National Geographic Explorer Dr. Christopher Golden and his team of Harvard Planetary Health Scholars spent six weeks in Madagascar to better understand the human health impacts of environmental change. This series of stories will document this journey across Madagascar through the personal experiences of these students.
By Hakeem Angulu, Harvard University undergraduate and Planetary Health Undergraduate Scholar
When I first applied for the Planetary Health Undergraduate Fellowship, I was very focused on the intersection between human health and social justice. For a long time, I struggled with a dilemma about my future: the majority of my classes and other academic endeavors surrounded the pursuit of a career in medicine/human health, while my extracurricular activities told the story of someone who was passionate about justice and equality. While reading the initial email soliciting applications for the fellowship, I thought to myself, “I have found the solution to my dilemma,” and now, three weeks into the program, I realize that I was correct. Nearly everything I love about improving and sustaining human health has been enmeshed with the social contexts in which these people live, all subject to some of the most pressing issues of our time: climate change and environmental degradation. However, what I did not expect this trip to be was profoundly inspirational, or a catalyst for introspection. Now, three weeks into the program, I realize that I could not have been more incorrect.

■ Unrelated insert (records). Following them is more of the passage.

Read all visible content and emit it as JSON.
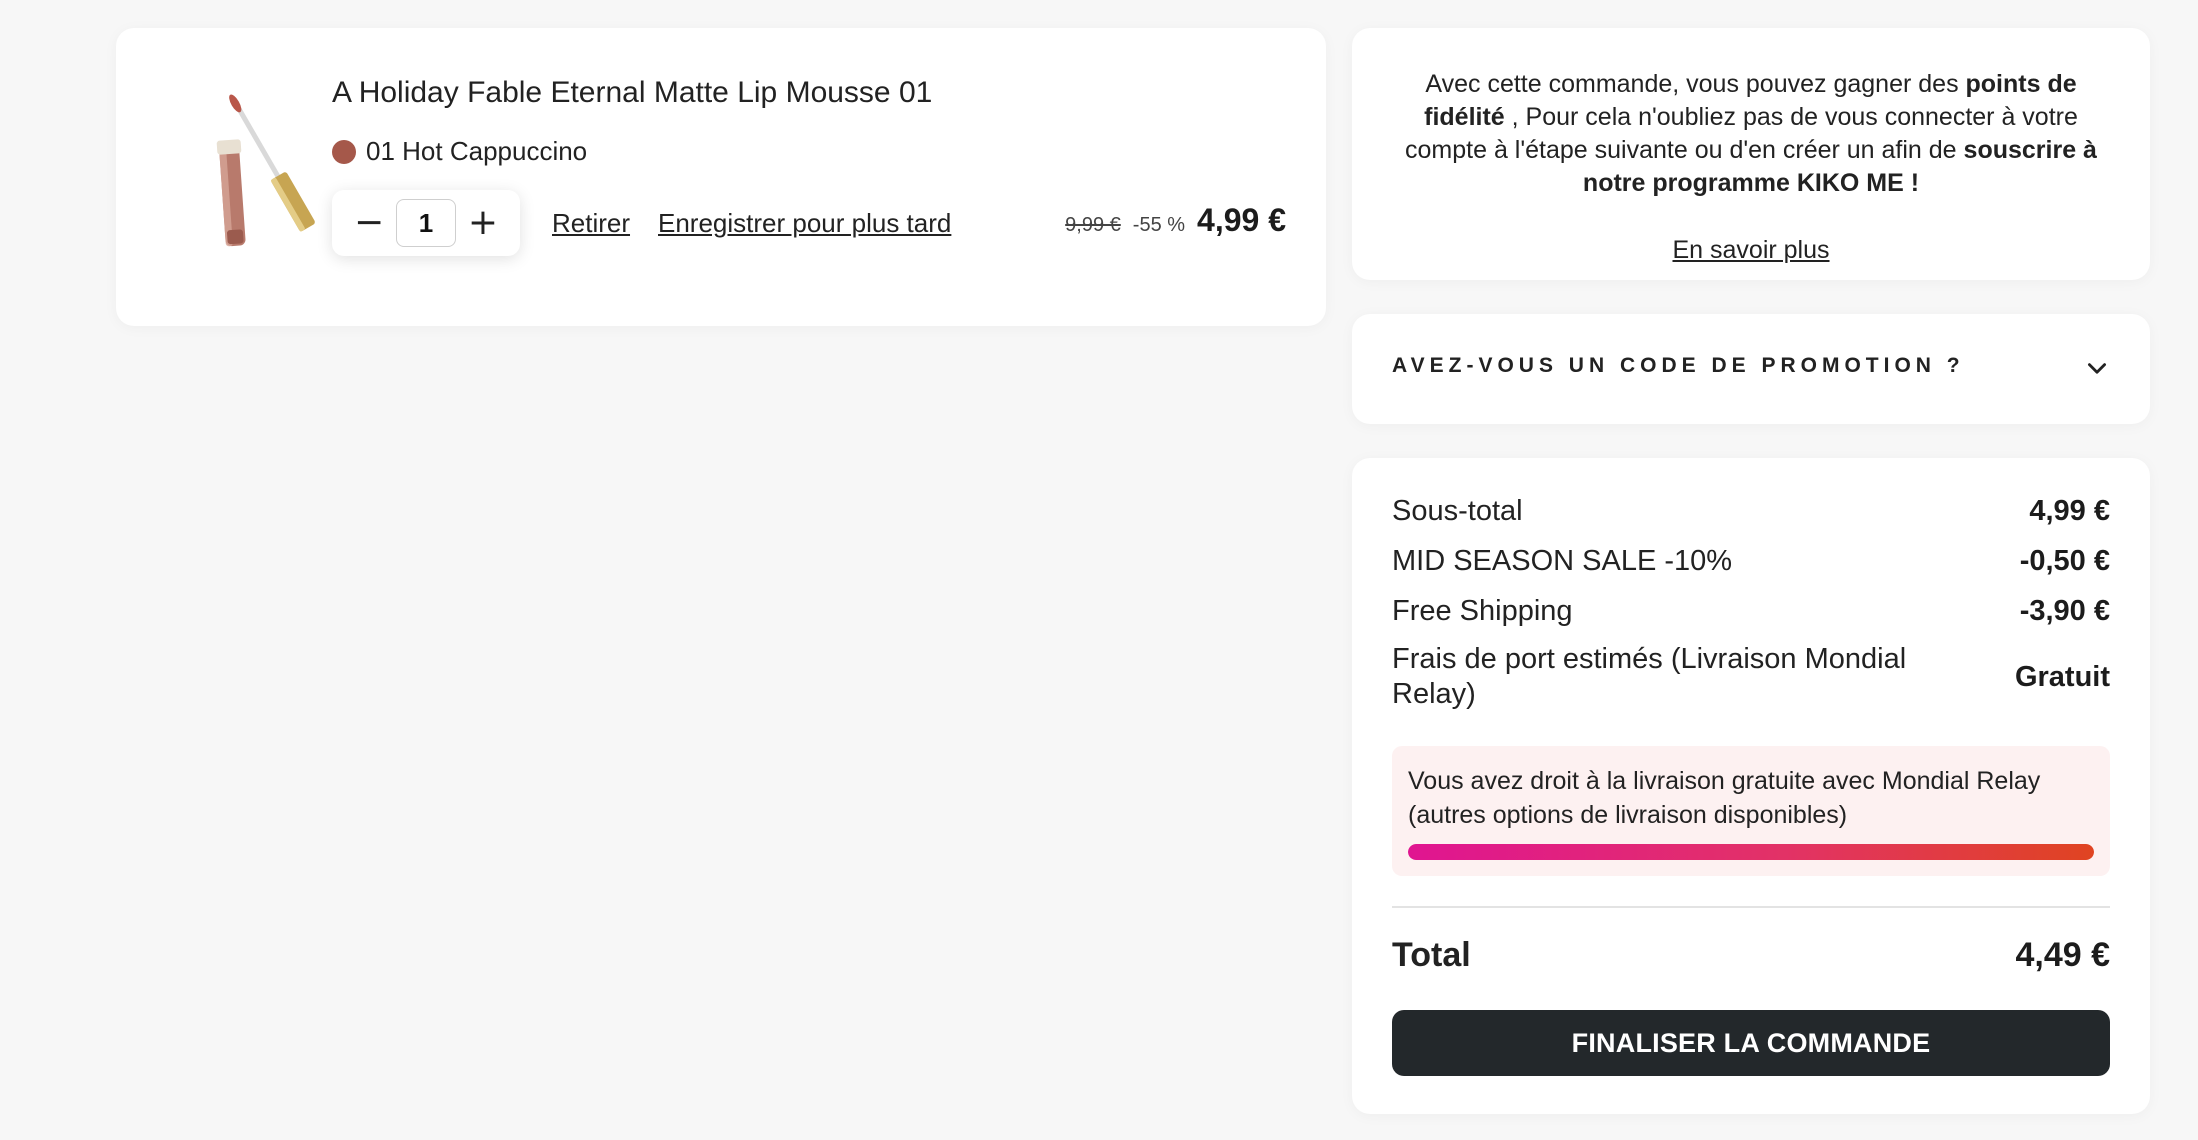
{
  "product": {
    "title": "A Holiday Fable Eternal Matte Lip Mousse 01",
    "shade_name": "01 Hot Cappuccino",
    "shade_color": "#a5584a",
    "image_icon": "lip-mousse-product-image",
    "quantity": "1",
    "decrease_icon": "minus-icon",
    "increase_icon": "plus-icon",
    "remove_label": "Retirer",
    "save_later_label": "Enregistrer pour plus tard",
    "price_old": "9,99 €",
    "discount": "-55 %",
    "price_new": "4,99 €"
  },
  "loyalty": {
    "text_part1": "Avec cette commande, vous pouvez gagner des ",
    "text_bold1": "points de fidélité",
    "text_part2": " , Pour cela n'oubliez pas de vous connecter à votre compte à l'étape suivante ou d'en créer un afin de ",
    "text_bold2": "souscrire à notre programme KIKO ME !",
    "link_label": "En savoir plus"
  },
  "promo": {
    "label": "AVEZ-VOUS UN CODE DE PROMOTION ?",
    "icon": "chevron-down-icon"
  },
  "summary": {
    "subtotal_label": "Sous-total",
    "subtotal_value": "4,99 €",
    "sale_label": "MID SEASON SALE -10%",
    "sale_value": "-0,50 €",
    "free_shipping_label": "Free Shipping",
    "free_shipping_value": "-3,90 €",
    "shipping_label": "Frais de port estimés (Livraison Mondial Relay)",
    "shipping_value": "Gratuit",
    "notice_text": "Vous avez droit à la livraison gratuite avec Mondial Relay (autres options de livraison disponibles)",
    "progress_percent": 100,
    "total_label": "Total",
    "total_value": "4,49 €",
    "checkout_label": "FINALISER LA COMMANDE"
  },
  "colors": {
    "accent_dark": "#23282b",
    "progress_start": "#e01591",
    "progress_end": "#e04421",
    "notice_bg": "#fdf1f1"
  }
}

I approached this experience with a very utilitarian mindset. I was traveling to this unique place, a hub of biodiversity and a birthplace of this field that has captured my interests, to learn more about the field by seeing its work in action and participating in projects that further that work. Nevertheless, after every Wednesday meeting, I found myself comparing Madagascar to my home country, Jamaica, and feeling a very similar love for this place and its people. The music videos and spoken word films that we watched reminded me about Jamaican artists. Professor Golden’s description of the friendliness of the people reminded about Jamaican hospitality. The footage we saw of the cyclone reminded me of the devastation I witnessed as a child after a hurricane hit Jamaica. After analyzing the trip more critically, I understood that this was much more than a standard and solitary “educational experience.” I was engaging with a culture that, while definitely unique, is unique in a lot of ways that my own culture is. My time here so far has proven many of my assumptions well-founded. That human, or “cultural,” aspect is key to doing good, and lasting, work in these places, and I have had the privilege of witnessing that firsthand.
Marofototra, the village we visited on the northeastern coast of Madagascar, is one of the most gorgeous places I have ever seen. The coastal living struck me as very similar to Jamaican coastal lifestyles, with a harmony with and respect for the ocean that one doesn’t see everywhere. It is also home to beautiful rock formations only a stone’s throw from the center of the village. Geologists view this area as an anomaly, with these rocks, and the materials that compose them, being uncommon and unexpected in this area. Much more unexpected are the shapes of these rocks. One of the most beautiful structures is a pair of two nearly identical rocks that are separated by a wide space, with a rock below – a perfect spot to stand on to see a beautiful, unobstructed view of the Indian Ocean. Being here, and experiencing the beauty was one thing, but getting to experience the beauty of this place with kids from the village was another. I saw a group of five children from Marofototra playing on the rocks, expertly jumping across them. I tried to climb some of these rocks and I realized exactly how slippery the rocks were, and how treacherous the mere activity of climbing them is, much less running on and jumping across them. At the moment, I thought very little of my lack of agility and skill, but as I reflected on this experience more, I understood the gravity of this interaction. Malagasy people, like the Jamaican people I grew up with, display a level of resilience that is unparalleled. This resilience, combined with a deep love for and extensive knowledge of the environment, results in a unique harmony with nature.
This harmony with nature, in my opinion, is necessary for true positive impact on the environment, and maintaining a respectful relationship with your resources. The fact that these people understand, from centuries of practice and interaction, the intricacies of when it is beneficial to plant crops, where it is least harmful to burn land for farming, and how one connects with animals in the forest is invaluable. Malagasy people, from the village chief to the young boys jumping across rocks like experts, possess a specific knowledge that is integral to planetary health research and solutions. Many Jamaicans, including my own family, maintain a similar respect, love, and unique knowledge of and for the environment, further cementing the similarity of these two cultures in my mind, and heightening my appreciation of the people like the boys I met. It is that love and respect that so well defines their iteration of planetary health, and only with love and respect for them can we, as outsiders, engage with this field, these people, and their home in a meaningful way.